If you love old telephones and the technology that accompanied them, you’ll enjoy a trip to the Buckeye Telephone Museum. The museum is run by a volunteer group of former telephone workers who work to preserve the history of the phone industry. The museum features a wide array of phone-related memorabilia dating back to the 1800s. In addition to old telephones, the museum features a variety of other items, including a mechanical central and office switching gear, phonebooks, and testing gear. Tours are available by appointment.
While in Marion, don’t miss the Harding House, which is an impressive 2,500 square feet of presidential memorabilia. Harding was born in Marion and served as president from 1921 until his death in office. The grounds are beautifully maintained, and you can stroll through the grounds while learning more about our nation’s history.
There’s also a plethora of other attractions in Marion. In addition to the Buckeye Telephone Museum, you can explore the historic sites of Marion County. You can also play disc golf at the Mid Ohio Organized Disc Golf Association’s 18-hole course. This course features holes tucked between trees, which makes for a fun game of disc golf. If you’re an avid swimmer, you can also visit Marion’s Lincoln Park Family Aquatic Center, which is open year-round. Day passes and memberships are available. There are also classes and programs at this facility.

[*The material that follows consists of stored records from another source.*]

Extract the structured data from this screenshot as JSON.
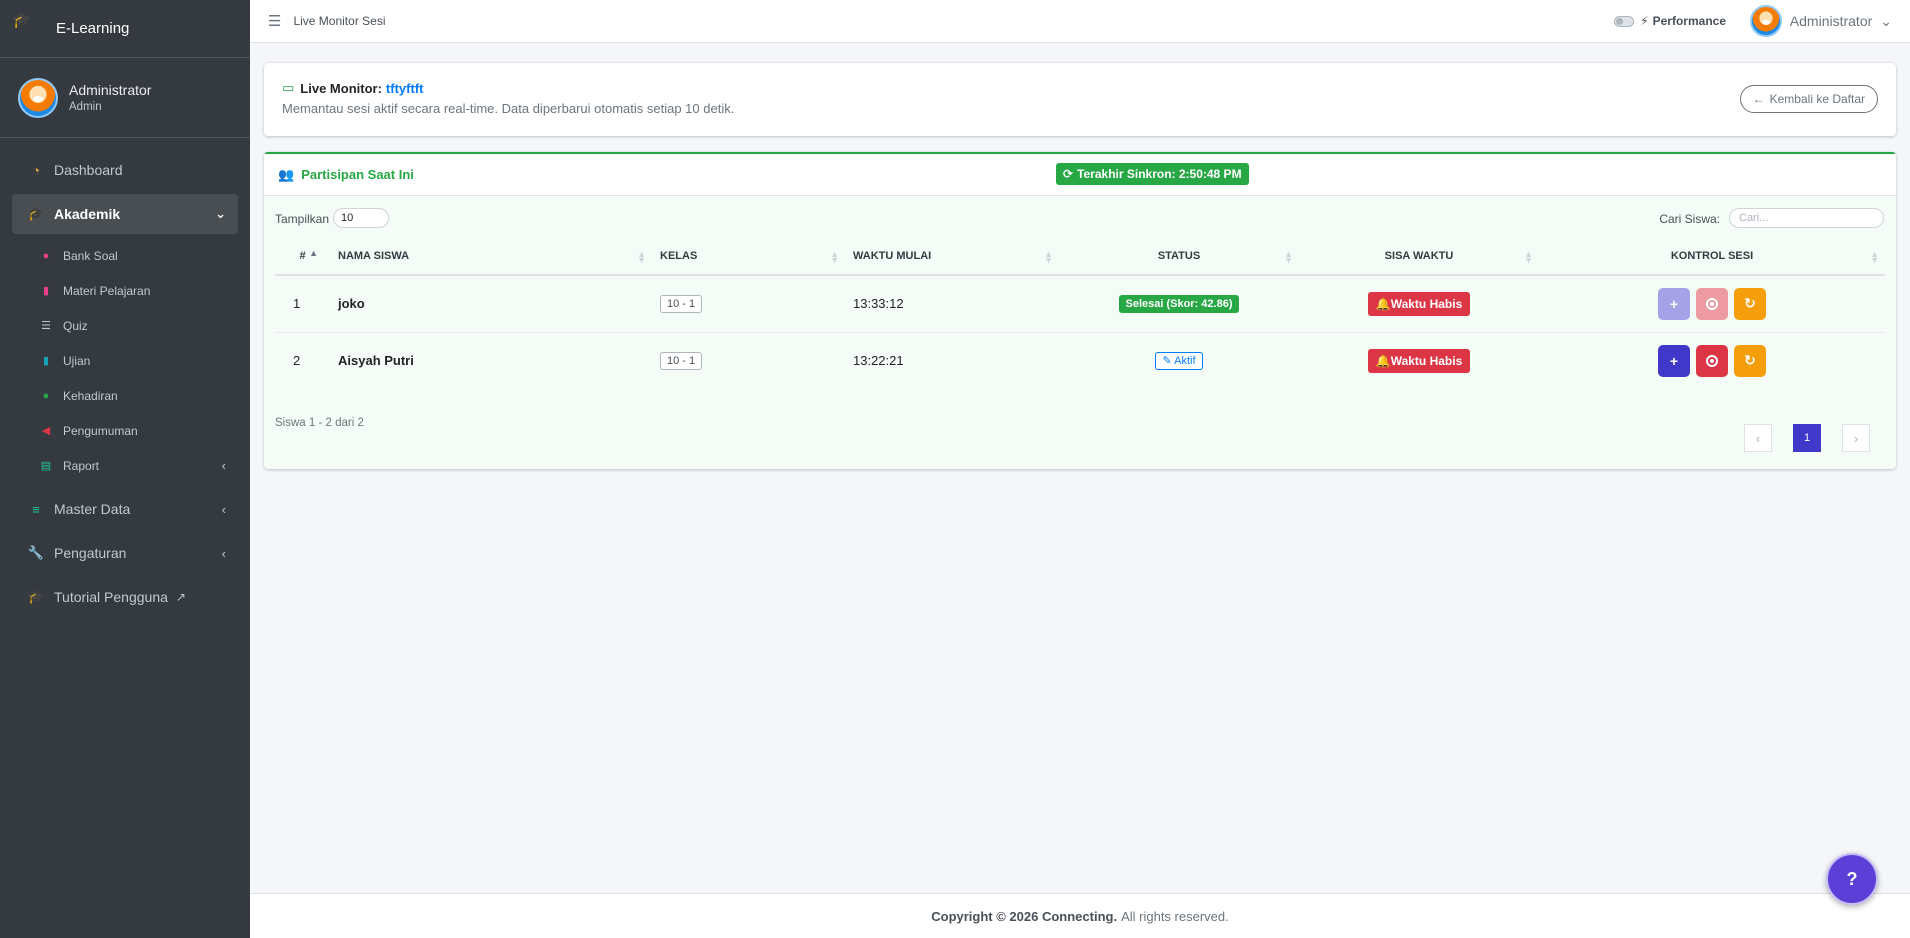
{
  "brand": {
    "name": "E-Learning",
    "logo_icon": "graduation-cap-icon"
  },
  "user": {
    "name": "Administrator",
    "role": "Admin"
  },
  "sidebar": {
    "items": [
      {
        "label": "Dashboard",
        "icon": "tachometer-icon",
        "icon_color": "#f0ad4e"
      },
      {
        "label": "Akademik",
        "icon": "graduation-cap-icon",
        "icon_color": "#17a2b8",
        "active": true
      },
      {
        "label": "Master Data",
        "icon": "database-icon",
        "icon_color": "#20c997"
      },
      {
        "label": "Pengaturan",
        "icon": "wrench-icon",
        "icon_color": "#fd7e14"
      },
      {
        "label": "Tutorial Pengguna",
        "icon": "graduation-cap-icon",
        "icon_color": "#fd7e14"
      }
    ],
    "sub_items": [
      {
        "label": "Bank Soal",
        "icon": "question-circle-icon",
        "icon_color": "#e83e8c"
      },
      {
        "label": "Materi Pelajaran",
        "icon": "file-icon",
        "icon_color": "#e83e8c"
      },
      {
        "label": "Quiz",
        "icon": "list-icon",
        "icon_color": "#c2c7d0"
      },
      {
        "label": "Ujian",
        "icon": "file-icon",
        "icon_color": "#17a2b8"
      },
      {
        "label": "Kehadiran",
        "icon": "map-marker-icon",
        "icon_color": "#28a745"
      },
      {
        "label": "Pengumuman",
        "icon": "bullhorn-icon",
        "icon_color": "#dc3545"
      },
      {
        "label": "Raport",
        "icon": "scroll-icon",
        "icon_color": "#20c997"
      }
    ]
  },
  "topbar": {
    "breadcrumb": "Live Monitor Sesi",
    "performance_label": "Performance",
    "user_name": "Administrator"
  },
  "header_card": {
    "title_prefix": "Live Monitor:",
    "session_name": "tftyftft",
    "description": "Memantau sesi aktif secara real-time. Data diperbarui otomatis setiap 10 detik.",
    "back_button": "Kembali ke Daftar"
  },
  "participants": {
    "title": "Partisipan Saat Ini",
    "sync_badge": "Terakhir Sinkron: 2:50:48 PM",
    "show_label": "Tampilkan",
    "show_value": "10",
    "search_label": "Cari Siswa:",
    "search_placeholder": "Cari...",
    "columns": [
      "#",
      "NAMA SISWA",
      "KELAS",
      "WAKTU MULAI",
      "STATUS",
      "SISA WAKTU",
      "KONTROL SESI"
    ],
    "rows": [
      {
        "num": "1",
        "name": "joko",
        "kelas": "10 - 1",
        "start": "13:33:12",
        "status": "Selesai (Skor: 42.86)",
        "status_type": "done",
        "remaining": "Waktu Habis"
      },
      {
        "num": "2",
        "name": "Aisyah Putri",
        "kelas": "10 - 1",
        "start": "13:22:21",
        "status": "Aktif",
        "status_type": "active",
        "remaining": "Waktu Habis"
      }
    ],
    "info": "Siswa 1 - 2 dari 2",
    "current_page": "1"
  },
  "footer": {
    "copyright": "Copyright © 2026 Connecting.",
    "rights": "All rights reserved."
  },
  "help_button": "?"
}
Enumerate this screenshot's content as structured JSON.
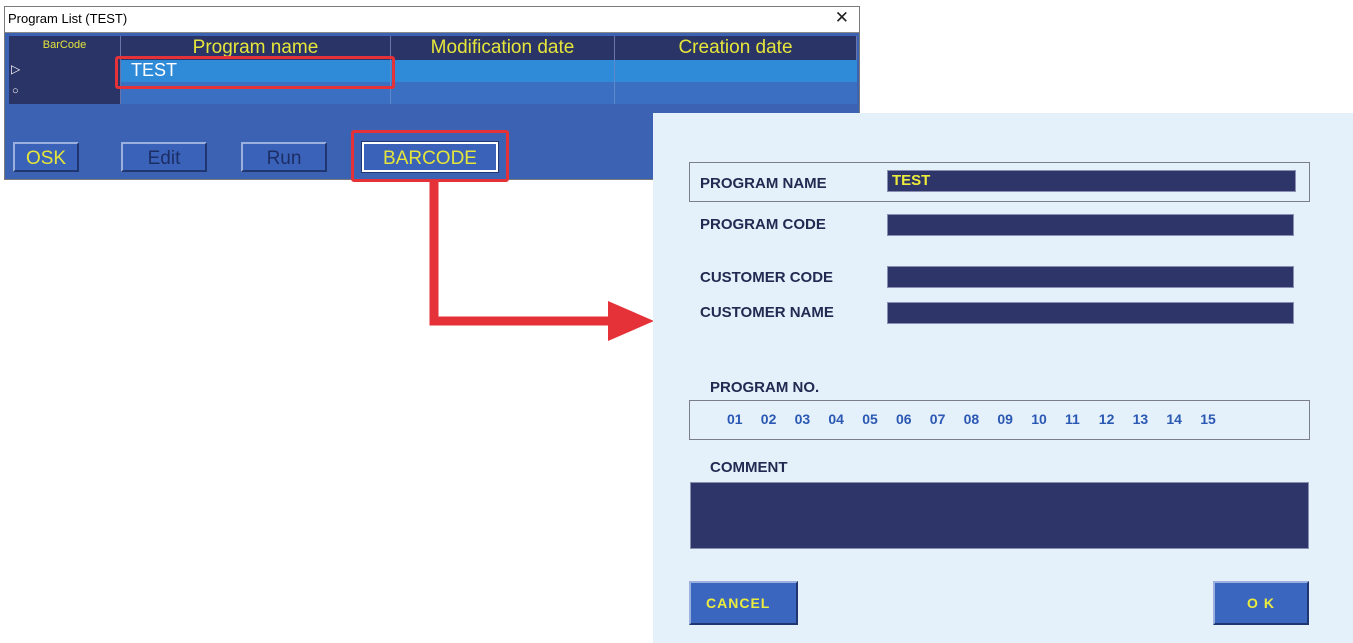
{
  "program_list": {
    "title": "Program List  (TEST)",
    "close_glyph": "✕",
    "columns": {
      "barcode": "BarCode",
      "name": "Program name",
      "modified": "Modification date",
      "created": "Creation date"
    },
    "rows": [
      {
        "marker": "▷",
        "name": "TEST",
        "modified": "",
        "created": ""
      },
      {
        "marker": "○",
        "name": "",
        "modified": "",
        "created": ""
      }
    ],
    "buttons": {
      "osk": "OSK",
      "edit": "Edit",
      "run": "Run",
      "barcode": "BARCODE"
    }
  },
  "dialog": {
    "program_name_label": "PROGRAM NAME",
    "program_name_value": "TEST",
    "program_code_label": "PROGRAM CODE",
    "program_code_value": "",
    "customer_code_label": "CUSTOMER CODE",
    "customer_code_value": "",
    "customer_name_label": "CUSTOMER NAME",
    "customer_name_value": "",
    "program_no_label": "PROGRAM NO.",
    "program_numbers": [
      "01",
      "02",
      "03",
      "04",
      "05",
      "06",
      "07",
      "08",
      "09",
      "10",
      "11",
      "12",
      "13",
      "14",
      "15"
    ],
    "comment_label": "COMMENT",
    "comment_value": "",
    "cancel_label": "CANCEL",
    "ok_label": "O K"
  },
  "colors": {
    "accent": "#e53238",
    "panel": "#3b62b3",
    "field": "#2e3568",
    "text_yellow": "#e6e63a"
  }
}
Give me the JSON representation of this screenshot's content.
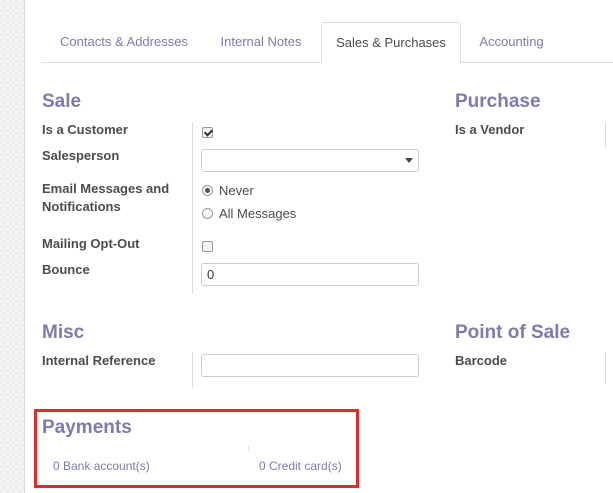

City of Marion Libraries
The City of Marion has three libraries that serve the local community. The Marion Branch, which has been in operation for almost 90 years, focuses on programming for neighborhood children. It also hosts a summer reading program and movies for the community. There are also holiday activities for adults. A library card number is required to access these services.
The Marion Public Library is run by a seven-member board of trustees. They are appointed by the City Board of Education and serve seven-year terms. The board is responsible for making library policy. Meetings are held in the library Boardroom and are open to the public. For more information, visit the Marion Public Library website.
The Marion Library was not receiving government funding until 1903. It was then housed on the second floor of the Bank of Marion. The community was able to support the library through an endowment. The interest from the endowment allowed the library to hire a librarian. The library’s first librarian was Kate Lilly Blue. She organized the library’s collection using the Dewey Decimal System. In 1905, the Carnegie Foundation provided $7,500 for a library building.